Any coexisting conditions that can occur alongside bronchiolitis also need to be identified as they may require alternative treatment. However, it’s important to note that infants who have a fever with viral bronchiolitis have only a 3-5% chance of also having a urinary tract infection and an almost 0% risk of having meningitis; although the risks are slightly higher for babies who are younger than 28 days old. When seeing a patient who meets these criteria, it’s advisable to perform urine and blood tests, but if the lab results are reassuring, there may be no need for a lumbar puncture or antibiotics.
Typically, the body fights bronchiolitis on its own; however, some patients require help. It’s important to help parents understand that “less is more” when it comes to treating RSV and other forms of viral bronchiolitis. Antibiotics and many other interventions do not help; however, there are some cases where trialing certain medications or methods — as listed below — may be beneficial.
Parents should also be advised that the average hospital stay for bronchiolitis is two to three days and their child will continue to have symptoms for up to four weeks. After discharge, parents should watch for increased labored breathing, signs of dehydration (less than four wet diapers per day), lethargy or a new high fever, and they should follow up with their child’s pediatrician if new concerns or questions arise.

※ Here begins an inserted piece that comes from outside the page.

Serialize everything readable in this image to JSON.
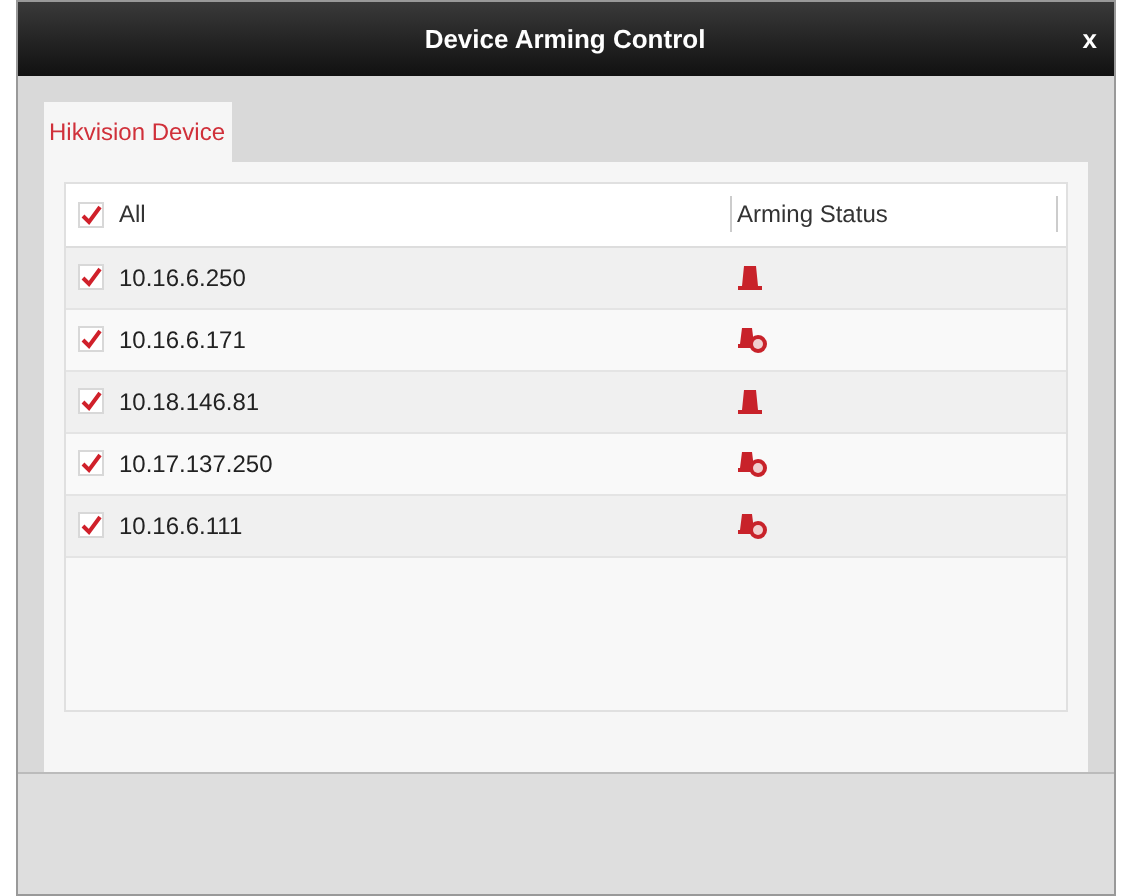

When trialing a medication or method, it’s vitally important to trial them separately to help determine what is effective for the child and what is not. This helps to avoid giving false diagnoses, unnecessary interventions or ongoing medication that is not needed. Research indicates that certain patients may benefit from trialing some of the following interventions.

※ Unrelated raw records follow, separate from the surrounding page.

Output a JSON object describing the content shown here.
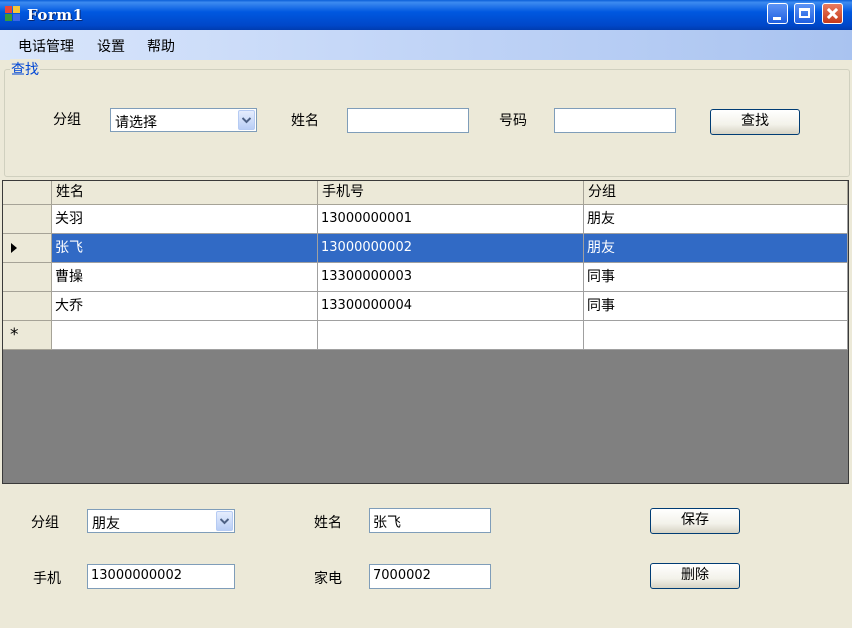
{
  "window": {
    "title": "Form1"
  },
  "menu": {
    "items": [
      "电话管理",
      "设置",
      "帮助"
    ]
  },
  "search": {
    "legend": "查找",
    "group_label": "分组",
    "group_value": "请选择",
    "name_label": "姓名",
    "name_value": "",
    "number_label": "号码",
    "number_value": "",
    "search_button": "查找"
  },
  "grid": {
    "columns": [
      "姓名",
      "手机号",
      "分组"
    ],
    "rows": [
      {
        "name": "关羽",
        "phone": "13000000001",
        "group": "朋友"
      },
      {
        "name": "张飞",
        "phone": "13000000002",
        "group": "朋友"
      },
      {
        "name": "曹操",
        "phone": "13300000003",
        "group": "同事"
      },
      {
        "name": "大乔",
        "phone": "13300000004",
        "group": "同事"
      }
    ],
    "selected_row": 1,
    "new_row_marker": "*"
  },
  "detail": {
    "group_label": "分组",
    "group_value": "朋友",
    "name_label": "姓名",
    "name_value": "张飞",
    "mobile_label": "手机",
    "mobile_value": "13000000002",
    "home_label": "家电",
    "home_value": "7000002",
    "save_button": "保存",
    "delete_button": "删除"
  },
  "colors": {
    "titlebar": "#0054E3",
    "menubar": "#C6D8F8",
    "form_bg": "#ECE9D8",
    "selection": "#316AC5",
    "grid_empty": "#808080"
  },
  "icons": [
    "app-icon",
    "minimize-icon",
    "maximize-icon",
    "close-icon",
    "dropdown-arrow-icon",
    "current-row-arrow-icon",
    "new-row-star-icon"
  ]
}
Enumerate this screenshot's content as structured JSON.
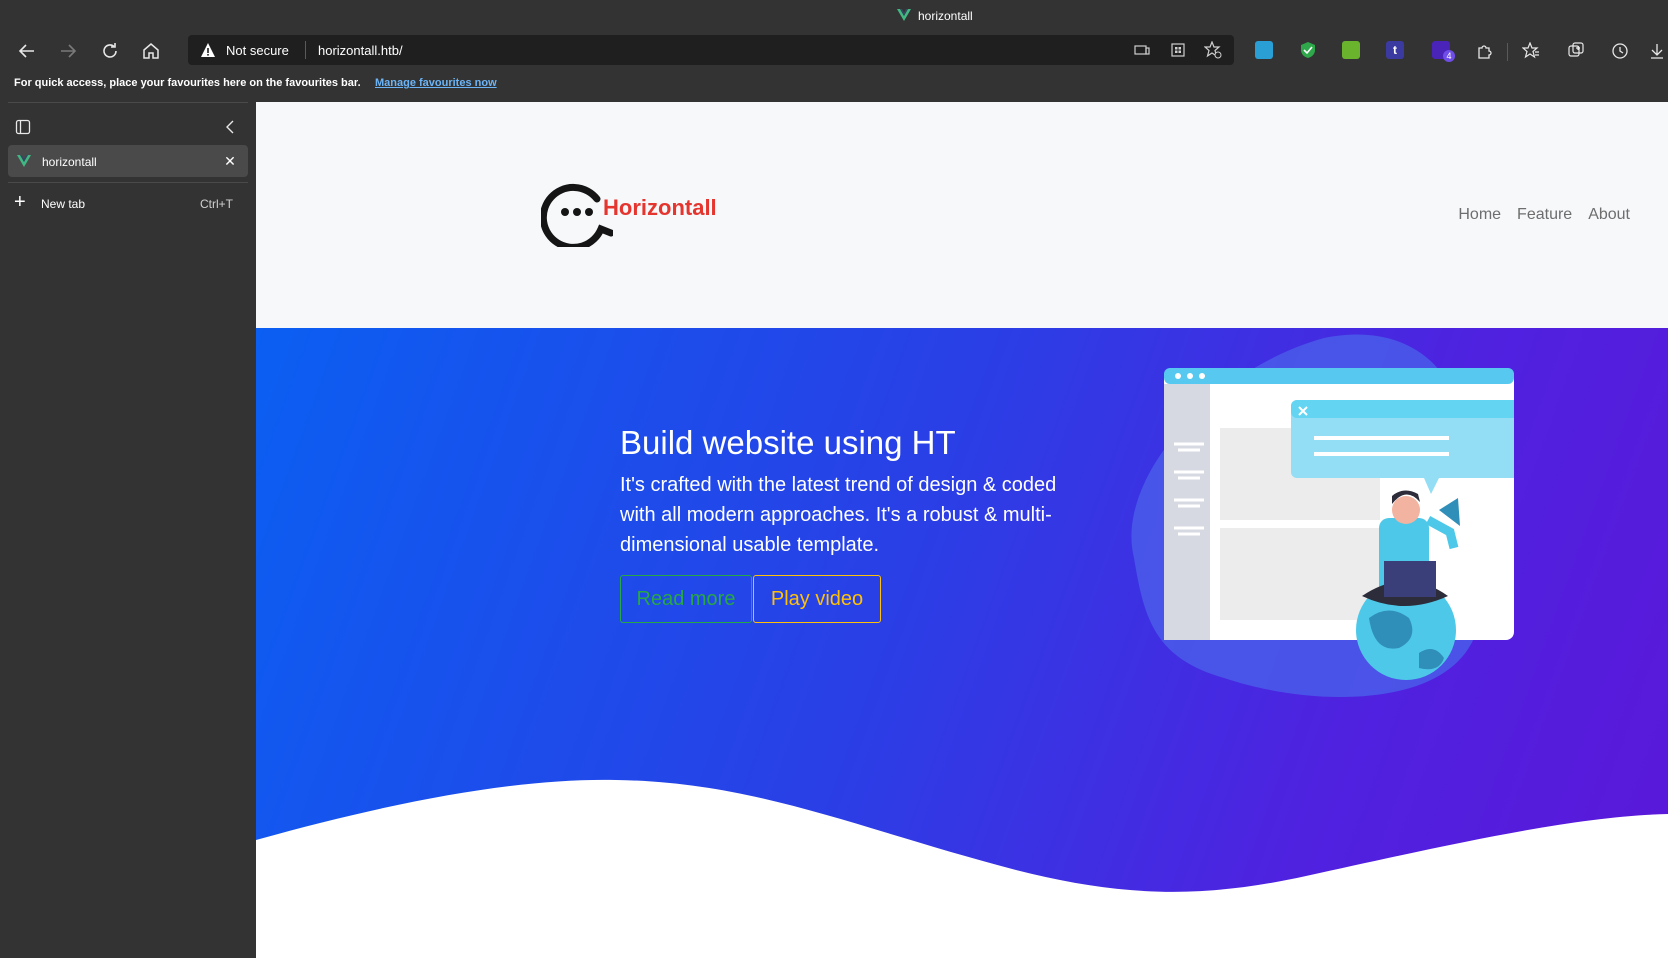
{
  "window": {
    "title": "horizontall"
  },
  "toolbar": {
    "security_label": "Not secure",
    "url": "horizontall.htb/"
  },
  "favourites_bar": {
    "message": "For quick access, place your favourites here on the favourites bar.",
    "link": "Manage favourites now"
  },
  "sidebar": {
    "tabs": [
      {
        "label": "horizontall"
      }
    ],
    "new_tab": {
      "label": "New tab",
      "shortcut": "Ctrl+T"
    }
  },
  "extensions": {
    "badge_count": "4"
  },
  "site": {
    "brand": "Horizontall",
    "nav": [
      {
        "label": "Home"
      },
      {
        "label": "Feature"
      },
      {
        "label": "About"
      }
    ],
    "hero": {
      "title": "Build website using HT",
      "text": "It's crafted with the latest trend of design & coded with all modern approaches. It's a robust & multi-dimensional usable template.",
      "read_more": "Read more",
      "play_video": "Play video"
    }
  },
  "colors": {
    "brand_red": "#e5352f",
    "read_more_green": "#28a745",
    "play_video_yellow": "#ffc107",
    "vue_green": "#41b883"
  }
}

There is strong evidence supporting the effectiveness of nasal suctioning for children suffering from bronchiolitis. It may be especially useful for infants before they feed. You should avoid deep suctioning as much as possible, as this can worsen symptoms and airway edema.
If a patient is dehydrated, this will help replenish fluid and electrolytes and often improve their level of comfort. However, it does not seem to shorten the duration of the virus.
High-flow nasal cannula (HFNC).
This method is commonly used in hospital cases. It’s a respiratory support system that provides higher oxygen flow and concentration which washes out dead space and improves the expulsion of carbon dioxide. The heat and humidity also work to improve pulmonary compliance and conductance. It’s also been observed to decrease metabolic demand on respiratory muscles, making it easier for patients to breath. HFNC does not decrease length of hospital stay or of oxygen therapy needed, but it does tend to reduce the risk of needing intensive care unit care.
Medications, such as Albuterol, are typically not effective in treating bronchiolitis. However, some children, including those with food allergies, eczema or a family history of asthma, may be good candidates for a bronchodilator trial. You may want to consider — especially in the height of COVID-19 — using an inhaler instead of a nebulizer whenever possible since nebulizers aerosolize the child’s droplets, which makes viruses spread more easily to others.
RSV vaccine trials are underway
There’s exciting news on the vaccine-front that can have a significant impact for our pediatric population. Both Moderna and Pfeizer have begun Food and Drug Administration review and clinical trials for RSV vaccines for kids and pregnant women. The day may be quickly approaching when we can recommend that our pediatric patients get their RSV shot along with their flu shot in the fall.